    The secondary rainbow lies just outside the primary rainbow and has the order of the colors reversed.

  6. Why does the area inside the rainbow look brighter than outside?

    The light that causes the rainbow emerges out of water droplets at every possible angle up to the radius of the rainbow. So, the light that interacts with the droplets and which reaches your eyes, forms a disk of light, with the colored rainbow at its perimeter. Outside the rainbow, there is no light exiting raindrops in the way that produces the main rainbow. Hence this area appears darker than the area within the bow. The dark area outside the rainbow is called Alexander's dark band.

  7. What is a red rainbow? What causes it?

    White light consists of all wavelengths of light (the whole continuous range) that we can see with our eyes. The rainbow forms in water droplets that decompose this white light into the range of wavelengths (colors). If the sun is low in the sky, the sun is reddened due to atmospheric adsorption (by dust) and by Rayleigh scattering (responsible for the blue sky). That means that only the red part of the color spectrum causes the rainbow, and hence the bow appears reddened.

  8. I saw two rainbows??

    There are infinitely many rainbows, with different radii. You probably saw the secondary rainbow, which lies just outside the first bow. The secondary bow has a radius of about 51 degrees. The tertiary and higher-order bows are never seen, since they are too faint and some are in a bright part of the sky (near the sun). You will note that the colors of the secondary bow are reversed from the primary bow.

  9. I saw a rainbow at night that was white??

    This bow was probably caused by the moon.
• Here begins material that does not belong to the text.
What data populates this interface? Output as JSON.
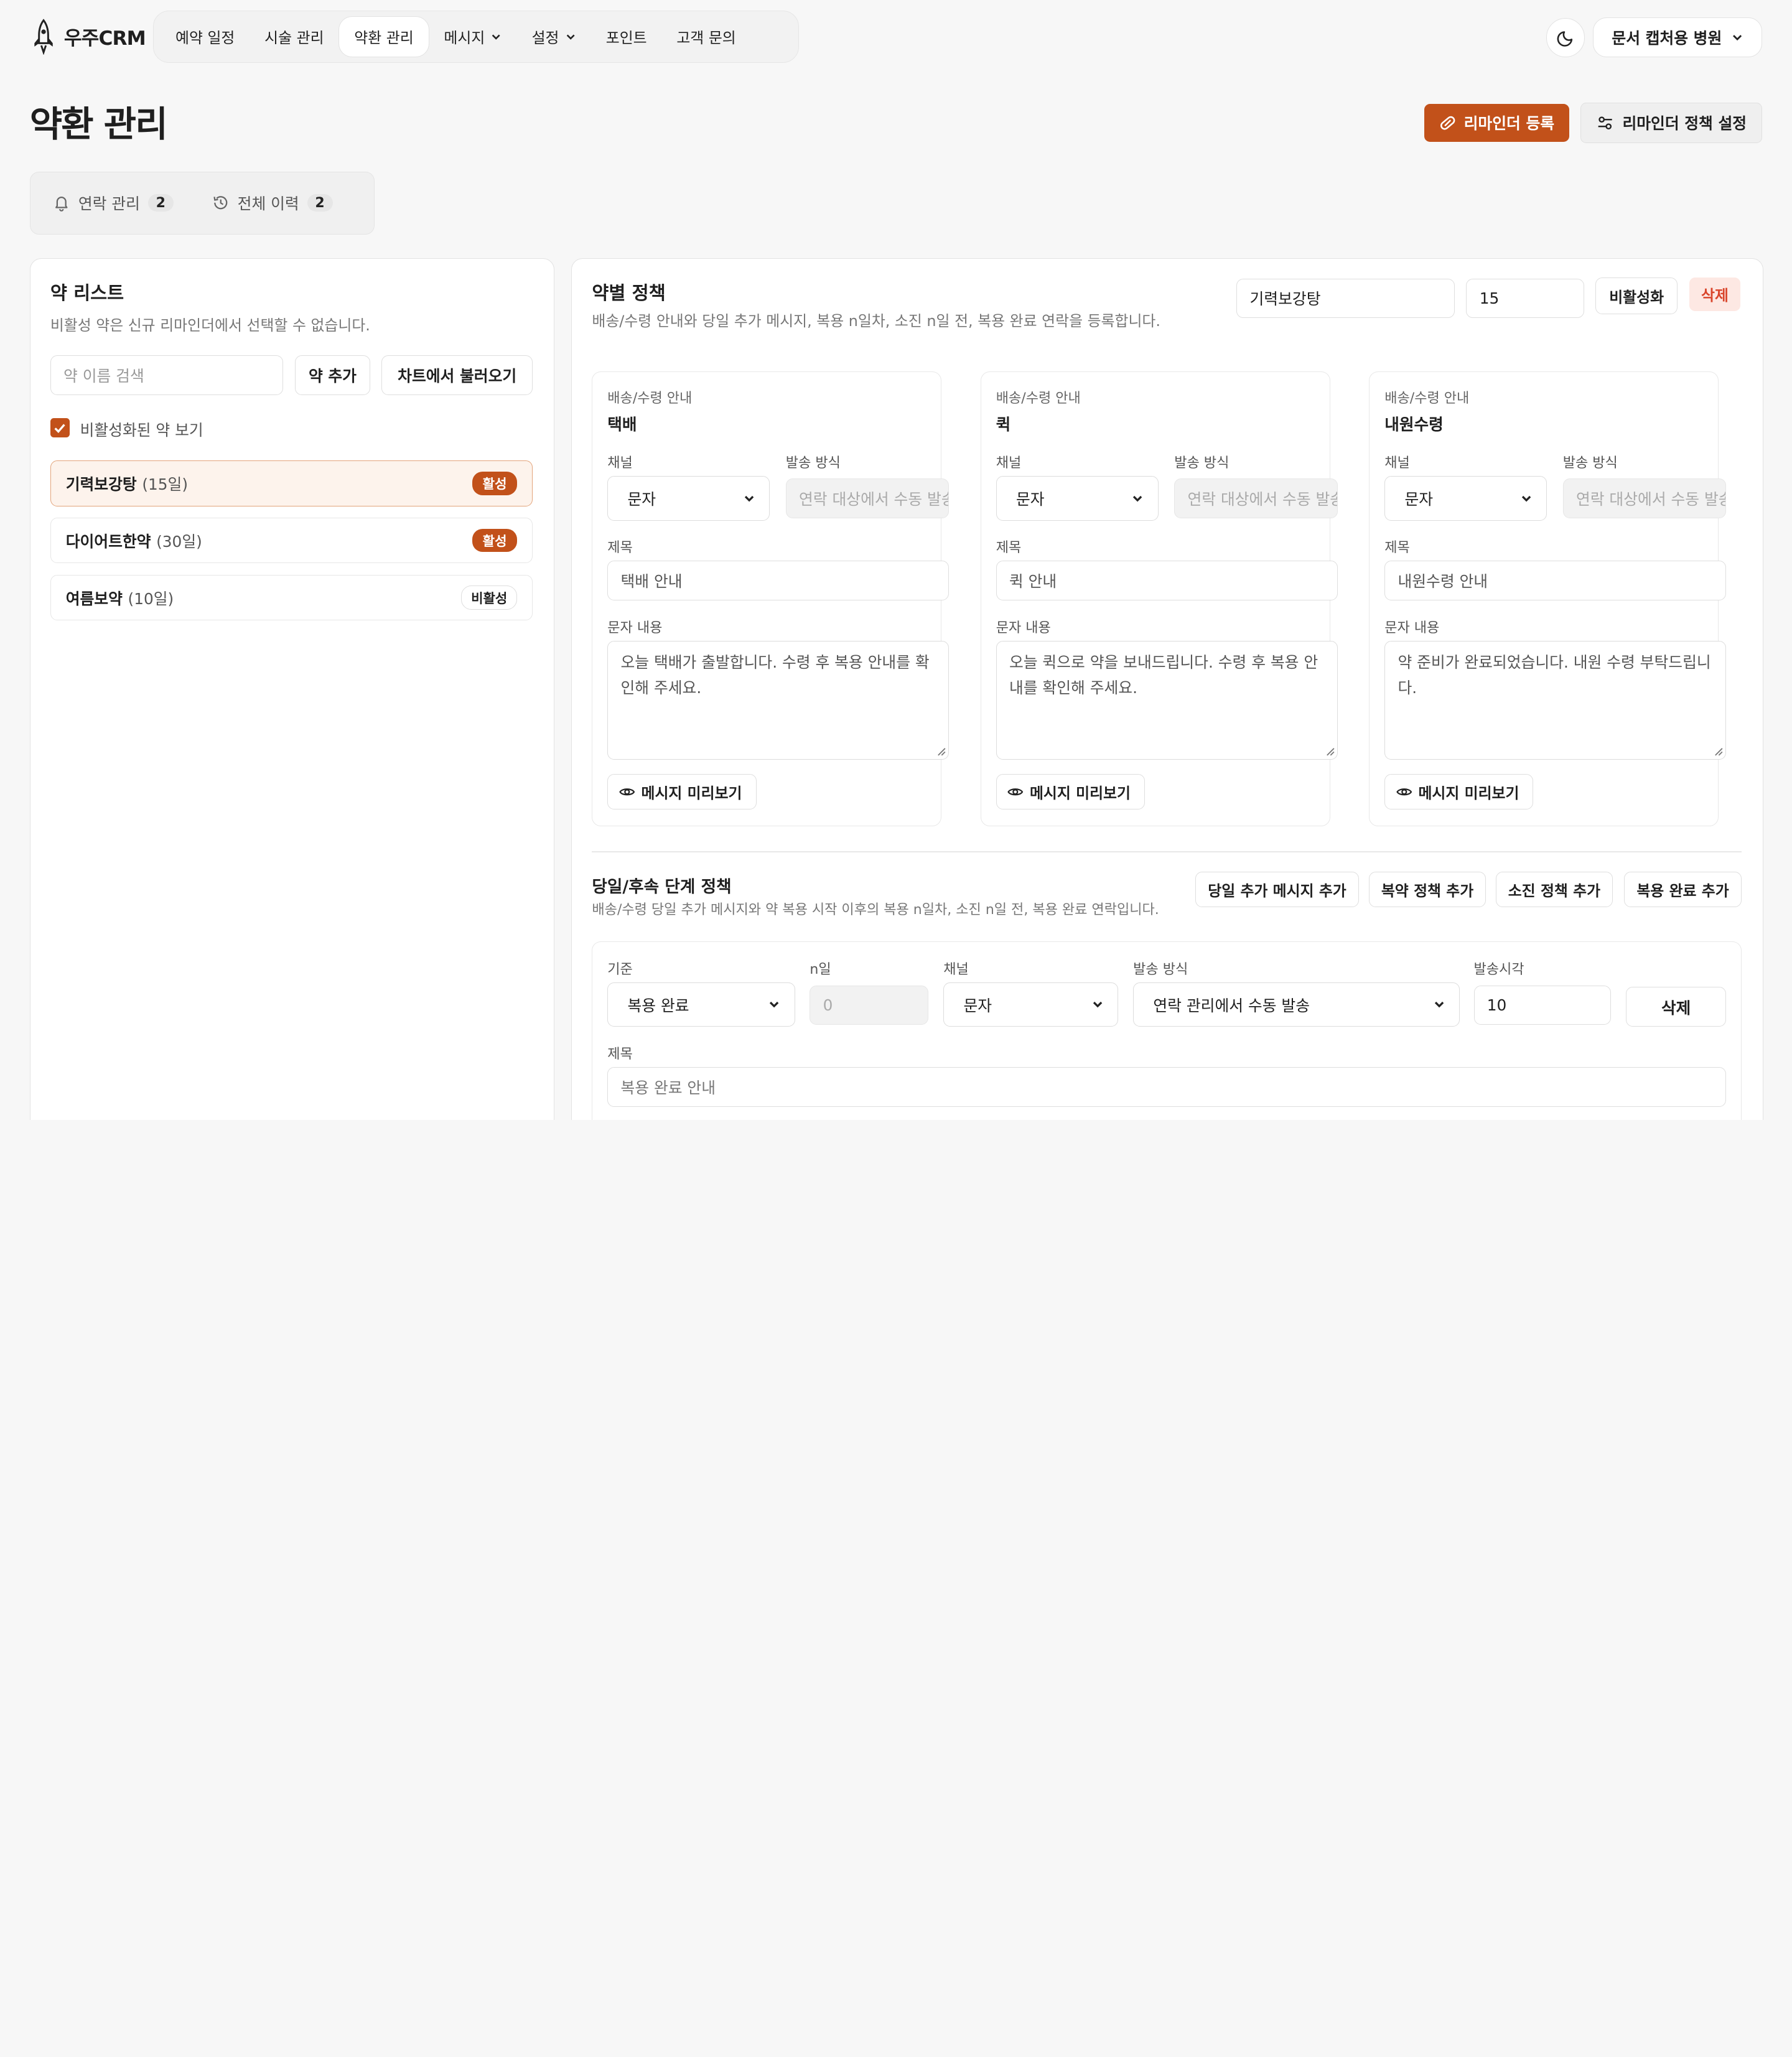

The moon is equally capable of producing rainbows, since all it takes to make a rainbow is a mass of water droplets and a light source. However, the lunar rainbow is usually so faint that you don't see colors, since we humans only see colors if the light is bright enough.

  10. I saw a bright rainbow right overhead, but there was no rain falling??

    What you saw was not the rainbow, but a halo, most likely the circumzenith arc. Halos form in ice crystals, which are equally capable of producing colored arcs like the rainbow. These form in different parts of the sky, however.

  11. I saw a rainbow with several violet and green color bands inside??

    These color bands are called the supernumerary bows and are a consequence of the wave-nature of light. The bands are caused by a phenomenon called light interference. Interference happens whenever waves of some sort in a medium interact with eachother. At some places, the waves amplify eachother, and at other places they extinguish eachother. Here, the waves are light waves, and the medium is air. The supernumeraries form when the raindrops are much of the same size.

  12. I saw a rainbow that was straight (not round)??

    You probably saw a small section of the rainbow, maybe with the sun low in the sky. If the rain-producing storm was in the distance, you'd have seen a short vertical pillar, which is just the base of the rainbow where it intersects Earth.

  13. What are the spokes that can sometimes be seen in the rainbow?

    These are solar rays, seen from behind (solar rays are usually seen diverging from the sun). Since these rays are opposite the sun (where the rainbow is), they are called antisolar or anticrepuscular rays. The region inside the rainbow is a region of high scattering of light, so these anticrepuscular rays are not uncommon to see in rainbows.

  14. I saw two rainbows crossing eachother??

    You may have seen the rare reflection rainbow. This rainbow is a horizon-mirror image of the main rainbow and is produced when the sun reflects in a very flat water surface. The reflection makes two light sources, the sun and its mirror image below the horizon, and a rainbow is produced by each source.